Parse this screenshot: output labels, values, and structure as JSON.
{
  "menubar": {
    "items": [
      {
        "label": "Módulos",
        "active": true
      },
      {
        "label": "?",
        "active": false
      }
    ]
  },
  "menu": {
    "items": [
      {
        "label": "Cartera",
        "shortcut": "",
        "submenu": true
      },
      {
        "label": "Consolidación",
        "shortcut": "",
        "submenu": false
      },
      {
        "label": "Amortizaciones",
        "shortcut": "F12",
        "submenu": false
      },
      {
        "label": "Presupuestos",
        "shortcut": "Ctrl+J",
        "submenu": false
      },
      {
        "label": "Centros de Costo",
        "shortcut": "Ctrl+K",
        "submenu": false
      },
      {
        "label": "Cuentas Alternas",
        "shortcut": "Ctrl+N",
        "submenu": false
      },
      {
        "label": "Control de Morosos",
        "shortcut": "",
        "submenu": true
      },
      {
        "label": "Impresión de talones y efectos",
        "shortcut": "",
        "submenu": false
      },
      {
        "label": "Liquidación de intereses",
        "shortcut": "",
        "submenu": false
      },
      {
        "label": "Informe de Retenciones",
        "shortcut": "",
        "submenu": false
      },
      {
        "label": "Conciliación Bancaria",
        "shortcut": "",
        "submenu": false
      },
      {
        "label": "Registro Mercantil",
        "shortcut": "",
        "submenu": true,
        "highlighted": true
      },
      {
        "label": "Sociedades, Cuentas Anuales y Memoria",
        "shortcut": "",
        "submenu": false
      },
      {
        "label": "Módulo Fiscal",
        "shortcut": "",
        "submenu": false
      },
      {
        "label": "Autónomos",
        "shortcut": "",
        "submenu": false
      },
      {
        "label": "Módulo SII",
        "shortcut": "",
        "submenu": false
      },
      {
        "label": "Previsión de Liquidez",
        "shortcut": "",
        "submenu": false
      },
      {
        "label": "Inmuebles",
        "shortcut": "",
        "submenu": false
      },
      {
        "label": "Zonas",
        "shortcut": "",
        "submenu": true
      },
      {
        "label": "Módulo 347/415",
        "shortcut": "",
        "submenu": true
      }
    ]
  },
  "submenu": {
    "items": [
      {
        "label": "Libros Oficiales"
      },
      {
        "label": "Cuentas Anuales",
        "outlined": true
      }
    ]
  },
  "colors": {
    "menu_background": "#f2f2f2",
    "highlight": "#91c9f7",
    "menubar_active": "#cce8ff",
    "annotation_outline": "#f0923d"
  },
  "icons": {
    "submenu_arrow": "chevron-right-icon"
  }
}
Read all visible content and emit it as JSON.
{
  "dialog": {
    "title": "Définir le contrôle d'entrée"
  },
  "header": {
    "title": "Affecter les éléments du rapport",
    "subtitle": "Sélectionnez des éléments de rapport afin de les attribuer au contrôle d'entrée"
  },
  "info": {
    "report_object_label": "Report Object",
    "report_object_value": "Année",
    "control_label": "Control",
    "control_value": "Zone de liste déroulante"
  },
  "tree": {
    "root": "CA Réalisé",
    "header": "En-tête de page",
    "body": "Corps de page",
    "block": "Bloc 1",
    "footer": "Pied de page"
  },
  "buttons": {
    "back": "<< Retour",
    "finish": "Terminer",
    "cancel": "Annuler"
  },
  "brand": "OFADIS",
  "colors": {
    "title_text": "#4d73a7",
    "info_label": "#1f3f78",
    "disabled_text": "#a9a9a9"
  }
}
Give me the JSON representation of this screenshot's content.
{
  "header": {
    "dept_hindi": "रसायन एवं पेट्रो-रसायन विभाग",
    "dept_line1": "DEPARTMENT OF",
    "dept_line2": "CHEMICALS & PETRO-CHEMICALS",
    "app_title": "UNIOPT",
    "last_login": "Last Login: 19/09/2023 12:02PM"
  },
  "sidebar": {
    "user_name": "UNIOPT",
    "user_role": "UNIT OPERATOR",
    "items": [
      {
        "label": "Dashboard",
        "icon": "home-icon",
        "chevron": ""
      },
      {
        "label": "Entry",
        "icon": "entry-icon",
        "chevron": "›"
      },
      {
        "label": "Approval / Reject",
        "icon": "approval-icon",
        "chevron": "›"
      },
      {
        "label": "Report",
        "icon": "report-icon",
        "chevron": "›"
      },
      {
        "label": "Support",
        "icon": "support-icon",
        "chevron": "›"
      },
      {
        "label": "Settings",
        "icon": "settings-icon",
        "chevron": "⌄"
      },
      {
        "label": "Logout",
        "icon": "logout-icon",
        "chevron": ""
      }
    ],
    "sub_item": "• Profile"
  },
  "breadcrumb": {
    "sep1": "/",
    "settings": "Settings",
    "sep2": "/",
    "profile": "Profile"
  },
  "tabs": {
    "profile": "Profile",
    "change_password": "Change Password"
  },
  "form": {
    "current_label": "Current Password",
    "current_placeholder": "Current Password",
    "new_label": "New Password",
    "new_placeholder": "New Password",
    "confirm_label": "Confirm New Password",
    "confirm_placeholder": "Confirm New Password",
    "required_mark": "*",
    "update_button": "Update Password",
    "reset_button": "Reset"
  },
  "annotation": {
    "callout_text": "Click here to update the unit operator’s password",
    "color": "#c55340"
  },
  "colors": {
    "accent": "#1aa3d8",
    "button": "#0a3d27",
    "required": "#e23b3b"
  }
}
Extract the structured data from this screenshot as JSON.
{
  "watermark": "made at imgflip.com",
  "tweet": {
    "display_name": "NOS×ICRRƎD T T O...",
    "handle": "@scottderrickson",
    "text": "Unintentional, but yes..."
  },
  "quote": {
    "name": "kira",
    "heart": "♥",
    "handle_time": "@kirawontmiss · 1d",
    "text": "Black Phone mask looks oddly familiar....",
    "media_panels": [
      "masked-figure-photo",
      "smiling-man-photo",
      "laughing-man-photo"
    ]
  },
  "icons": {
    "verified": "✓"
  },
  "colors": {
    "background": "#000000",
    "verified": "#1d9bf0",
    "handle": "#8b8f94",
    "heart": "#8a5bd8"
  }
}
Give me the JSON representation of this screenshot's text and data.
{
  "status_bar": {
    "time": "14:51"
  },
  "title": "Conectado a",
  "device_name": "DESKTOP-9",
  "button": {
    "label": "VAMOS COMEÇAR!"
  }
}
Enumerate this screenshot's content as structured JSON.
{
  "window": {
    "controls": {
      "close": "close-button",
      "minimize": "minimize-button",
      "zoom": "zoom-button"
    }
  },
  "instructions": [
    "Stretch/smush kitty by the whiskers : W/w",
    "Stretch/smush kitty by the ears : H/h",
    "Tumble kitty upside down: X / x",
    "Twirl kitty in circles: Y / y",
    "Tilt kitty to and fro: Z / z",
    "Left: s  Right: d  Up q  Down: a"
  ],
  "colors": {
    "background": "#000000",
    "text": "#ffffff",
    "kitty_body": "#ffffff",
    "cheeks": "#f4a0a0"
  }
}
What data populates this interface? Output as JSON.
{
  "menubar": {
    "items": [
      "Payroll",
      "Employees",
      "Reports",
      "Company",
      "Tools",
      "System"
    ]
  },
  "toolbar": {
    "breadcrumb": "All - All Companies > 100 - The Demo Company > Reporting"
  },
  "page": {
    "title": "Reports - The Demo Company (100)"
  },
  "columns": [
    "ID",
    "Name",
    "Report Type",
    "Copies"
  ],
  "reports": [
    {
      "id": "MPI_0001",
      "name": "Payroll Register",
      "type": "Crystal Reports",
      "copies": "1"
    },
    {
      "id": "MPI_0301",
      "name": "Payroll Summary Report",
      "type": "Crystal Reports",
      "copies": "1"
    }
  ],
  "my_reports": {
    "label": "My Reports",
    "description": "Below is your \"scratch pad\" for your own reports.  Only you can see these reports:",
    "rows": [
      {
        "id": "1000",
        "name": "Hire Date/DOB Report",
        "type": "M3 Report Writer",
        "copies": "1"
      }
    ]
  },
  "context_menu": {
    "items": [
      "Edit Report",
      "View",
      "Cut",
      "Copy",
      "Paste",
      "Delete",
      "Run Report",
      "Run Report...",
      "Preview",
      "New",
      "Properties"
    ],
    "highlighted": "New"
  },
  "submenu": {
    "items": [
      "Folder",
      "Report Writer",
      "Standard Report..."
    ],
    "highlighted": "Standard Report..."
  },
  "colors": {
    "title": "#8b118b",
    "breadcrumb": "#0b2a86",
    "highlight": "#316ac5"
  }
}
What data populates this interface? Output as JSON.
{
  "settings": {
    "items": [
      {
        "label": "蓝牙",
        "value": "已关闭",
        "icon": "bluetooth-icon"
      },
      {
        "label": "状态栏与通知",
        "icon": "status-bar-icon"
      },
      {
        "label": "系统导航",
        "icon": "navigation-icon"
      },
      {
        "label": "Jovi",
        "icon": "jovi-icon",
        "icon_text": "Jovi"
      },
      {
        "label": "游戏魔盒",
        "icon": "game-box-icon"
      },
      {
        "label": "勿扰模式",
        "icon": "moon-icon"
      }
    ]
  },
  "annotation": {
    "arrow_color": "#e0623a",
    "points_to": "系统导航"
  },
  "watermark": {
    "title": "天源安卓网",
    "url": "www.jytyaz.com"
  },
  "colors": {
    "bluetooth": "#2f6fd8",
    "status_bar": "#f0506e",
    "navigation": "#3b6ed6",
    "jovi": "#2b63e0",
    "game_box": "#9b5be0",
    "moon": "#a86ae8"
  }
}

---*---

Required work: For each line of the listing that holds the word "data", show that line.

Your response:
Extract the structured data from this screenshot as JSON.
Give me the JSON representation of this screenshot's text and data.
What data populates this interface? Output as JSON.
What data populates this interface? Output as JSON.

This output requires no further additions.